There has been no evidence adduced to show that the Respondent is making a legitimate noncommercial or fair use of the disputed domain name.
The Panel finds that the Respondent has failed to produce any evidence to establish rights or legitimate interests in the disputed domain name. The Panel therefore finds that the Complaint fulfills the second condition of paragraph 4(a) of the Policy.
D. Registered and Used in Bad Faith
Pursuant to paragraph 4(b)(iv) of the Policy, the following conduct amounts to registration and use in bad faith on the part of the Respondent:
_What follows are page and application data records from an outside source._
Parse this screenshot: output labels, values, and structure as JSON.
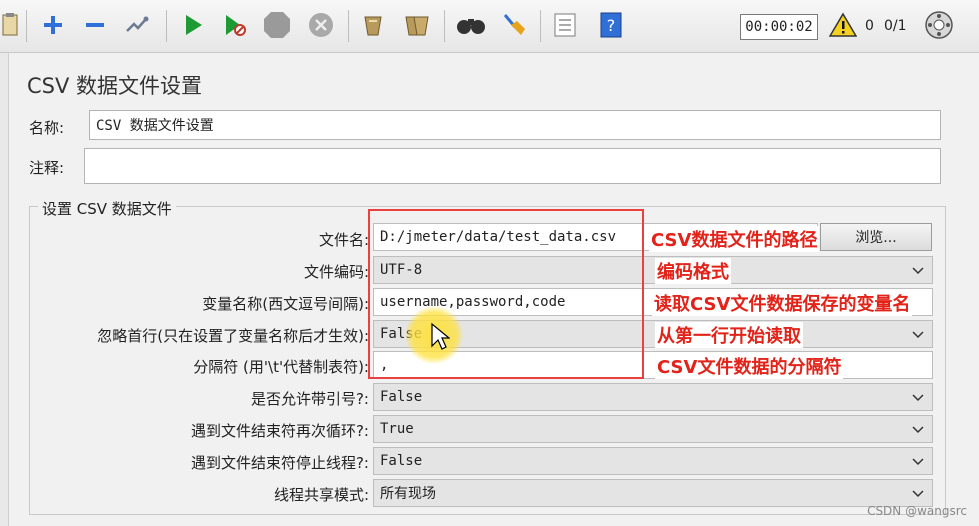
{
  "toolbar": {
    "timer": "00:00:02",
    "warning_count": "0",
    "threads": "0/1"
  },
  "title": "CSV 数据文件设置",
  "name_label": "名称:",
  "name_value": "CSV 数据文件设置",
  "comment_label": "注释:",
  "comment_value": "",
  "group_title": "设置 CSV 数据文件",
  "fields": {
    "filename": {
      "label": "文件名:",
      "value": "D:/jmeter/data/test_data.csv"
    },
    "encoding": {
      "label": "文件编码:",
      "value": "UTF-8"
    },
    "varnames": {
      "label": "变量名称(西文逗号间隔):",
      "value": "username,password,code"
    },
    "ignore_first": {
      "label": "忽略首行(只在设置了变量名称后才生效):",
      "value": "False"
    },
    "delimiter": {
      "label": "分隔符 (用'\\t'代替制表符):",
      "value": ","
    },
    "quoted": {
      "label": "是否允许带引号?:",
      "value": "False"
    },
    "recycle": {
      "label": "遇到文件结束符再次循环?:",
      "value": "True"
    },
    "stop_thread": {
      "label": "遇到文件结束符停止线程?:",
      "value": "False"
    },
    "sharing": {
      "label": "线程共享模式:",
      "value": "所有现场"
    }
  },
  "browse_label": "浏览...",
  "annotations": {
    "path": "CSV数据文件的路径",
    "encoding": "编码格式",
    "varnames": "读取CSV文件数据保存的变量名",
    "first_line": "从第一行开始读取",
    "delimiter": "CSV文件数据的分隔符"
  },
  "watermark": "CSDN @wangsrc",
  "colors": {
    "annotation": "#e2231a",
    "panel": "#f1f1f1"
  }
}
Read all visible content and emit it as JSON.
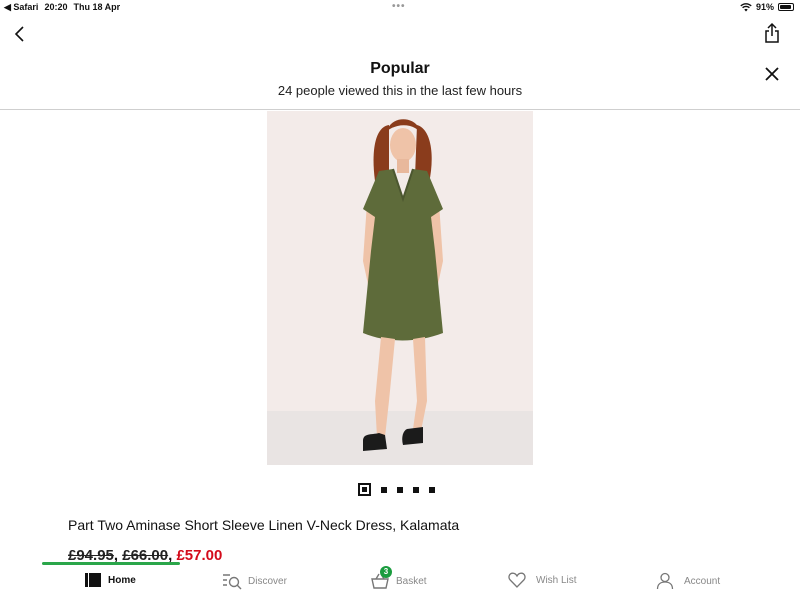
{
  "status_bar": {
    "back_app": "◀ Safari",
    "time": "20:20",
    "date": "Thu 18 Apr",
    "battery": "91%",
    "battery_level": 0.91
  },
  "header": {
    "title": "Popular",
    "subtitle": "24 people viewed this in the last few hours"
  },
  "carousel": {
    "count": 5,
    "active_index": 0
  },
  "product": {
    "name": "Part Two Aminase Short Sleeve Linen V-Neck Dress, Kalamata",
    "original_price": "£94.95",
    "previous_price": "£66.00",
    "sale_price": "£57.00",
    "separator": ", ",
    "sale_color": "#d40b1b"
  },
  "tabbar": {
    "items": [
      {
        "label": "Home",
        "icon": "home-icon",
        "active": true
      },
      {
        "label": "Discover",
        "icon": "discover-icon",
        "active": false
      },
      {
        "label": "Basket",
        "icon": "basket-icon",
        "active": false,
        "badge": "3"
      },
      {
        "label": "Wish List",
        "icon": "heart-icon",
        "active": false
      },
      {
        "label": "Account",
        "icon": "account-icon",
        "active": false
      }
    ]
  }
}
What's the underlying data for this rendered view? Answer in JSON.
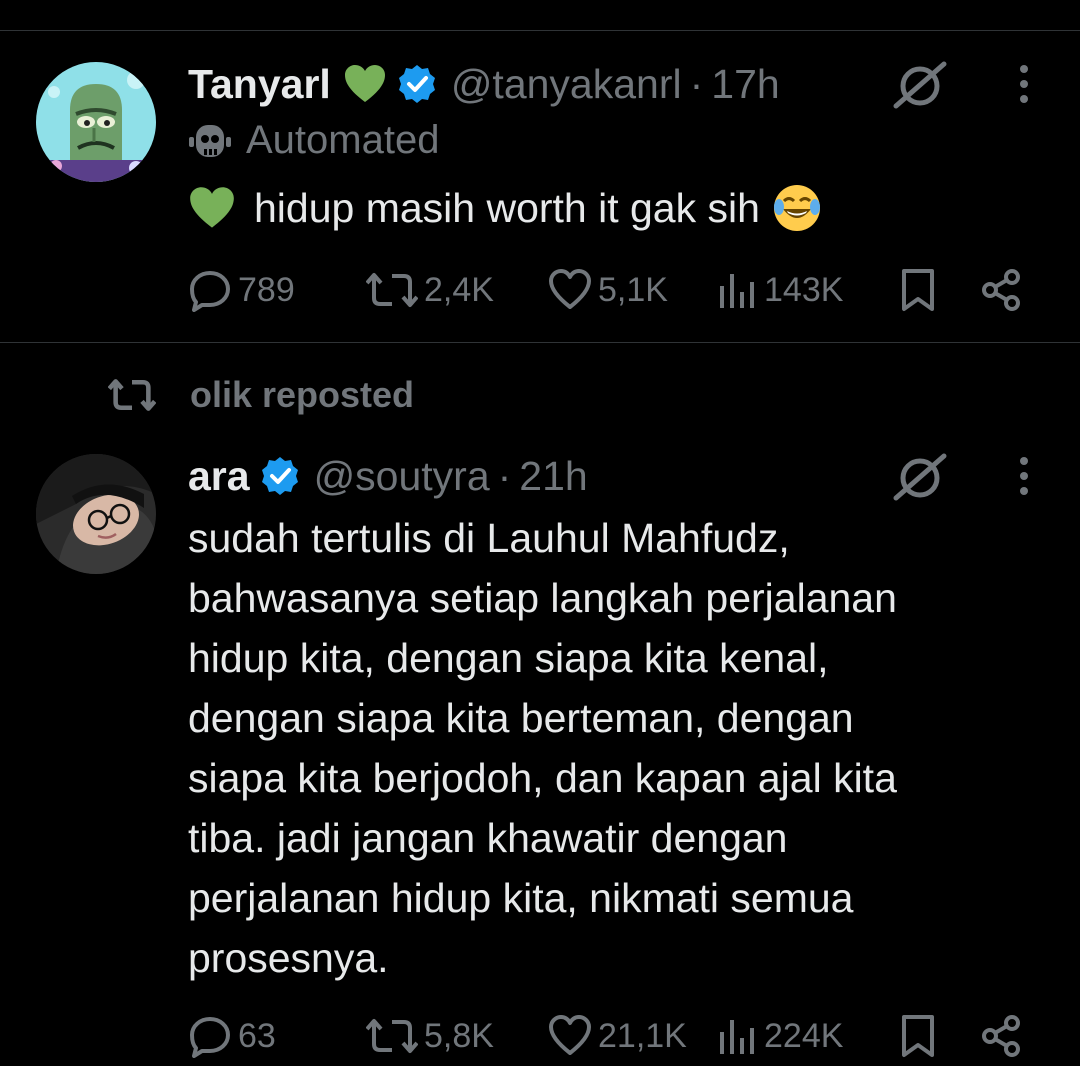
{
  "tweet1": {
    "name": "Tanyarl",
    "handle": "@tanyakanrl",
    "time": "17h",
    "automated_label": "Automated",
    "text": "hidup masih worth it gak sih",
    "replies": "789",
    "reposts": "2,4K",
    "likes": "5,1K",
    "views": "143K"
  },
  "repost_banner": {
    "text": "olik reposted"
  },
  "tweet2": {
    "name": "ara",
    "handle": "@soutyra",
    "time": "21h",
    "text_lines": [
      "sudah tertulis di Lauhul Mahfudz,",
      "bahwasanya setiap langkah perjalanan",
      "hidup kita, dengan siapa kita kenal,",
      "dengan siapa kita berteman, dengan",
      "siapa kita berjodoh, dan kapan ajal kita",
      "tiba. jadi jangan khawatir dengan",
      "perjalanan hidup kita, nikmati semua",
      "prosesnya."
    ],
    "replies": "63",
    "reposts": "5,8K",
    "likes": "21,1K",
    "views": "224K"
  },
  "colors": {
    "background": "#000000",
    "text": "#e7e9ea",
    "muted": "#71767b",
    "verified": "#1d9bf0",
    "heart_emoji": "#78b159"
  },
  "icons": {
    "reply": "speech-bubble-icon",
    "repost": "repost-arrows-icon",
    "like": "heart-outline-icon",
    "views": "bar-chart-icon",
    "bookmark": "bookmark-icon",
    "share": "share-nodes-icon",
    "grok": "grok-slash-circle-icon",
    "more": "vertical-dots-icon"
  }
}
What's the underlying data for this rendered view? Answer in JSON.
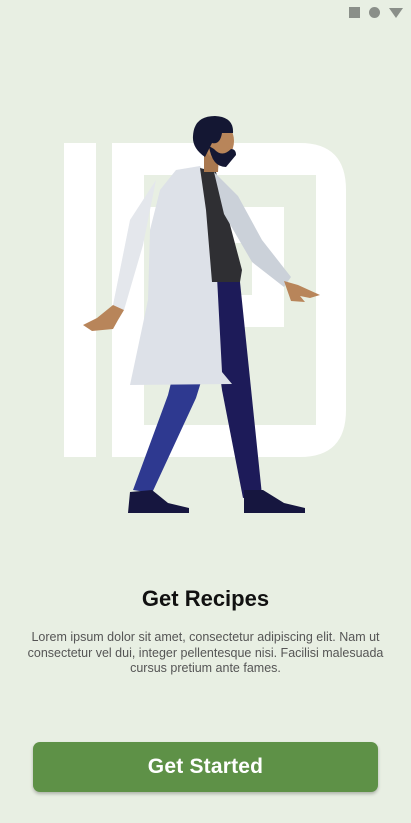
{
  "status_bar": {
    "icons": [
      "square-icon",
      "circle-icon",
      "triangle-icon"
    ]
  },
  "illustration": {
    "description_icon": "walking-chef-illustration"
  },
  "onboarding": {
    "title": "Get Recipes",
    "description": "Lorem ipsum dolor sit amet, consectetur adipiscing elit. Nam ut consectetur vel dui, integer pellentesque nisi. Facilisi malesuada cursus pretium ante fames.",
    "button_label": "Get Started"
  },
  "colors": {
    "background": "#e8efe3",
    "primary": "#5e9147",
    "title_text": "#111111",
    "body_text": "#555555"
  }
}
“By using the domain name, you have intentionally attempted to attract, for commercial gain, Internet users to your website or other on-line location, by creating a likelihood of confusion with the complainant’s mark as to the source, sponsorship, affiliation, or endorsement of your website or location or of a product or service on your website or location.”
The Complainant has submitted compelling evidence to suggest that the disputed domain name is being used to offer for sale counterfeit Gucci products via the Website. This is strong evidence of bad faith (Prada S.A. v. Domains for Life, WIPO Case No. D2004-1019).
The Panel therefore finds the requisite element of bad faith has been satisfied, under paragraph 4(b)(iv) of the Policy.
The Panel also considers the failure of the Respondent to respond to the Complainant’s letters of demand and failure to file a Response to the Complaint further support an inference of bad faith (Bayerische Motoren Werke AG v. (This Domain is For Sale) Joshuathan Investments, Inc., WIPO Case No. D2002-0787).
The Panel finds the initial failure of the Respondent to provide full and proper contact details amounts to further evidence of bad faith.
For all the foregoing reasons, the Panel concludes that the disputed domain name has been registered and is being used in bad faith. Accordingly the third condition of paragraph 4(a) of the Policy has been fulfilled.
For all the foregoing reasons, in accordance with paragraphs 4(i) of the Policy and 15 of the Rules, the Panel orders that the domain name <guccicollection.com> be transferred to the Complainant.
Dated: November 3, 2010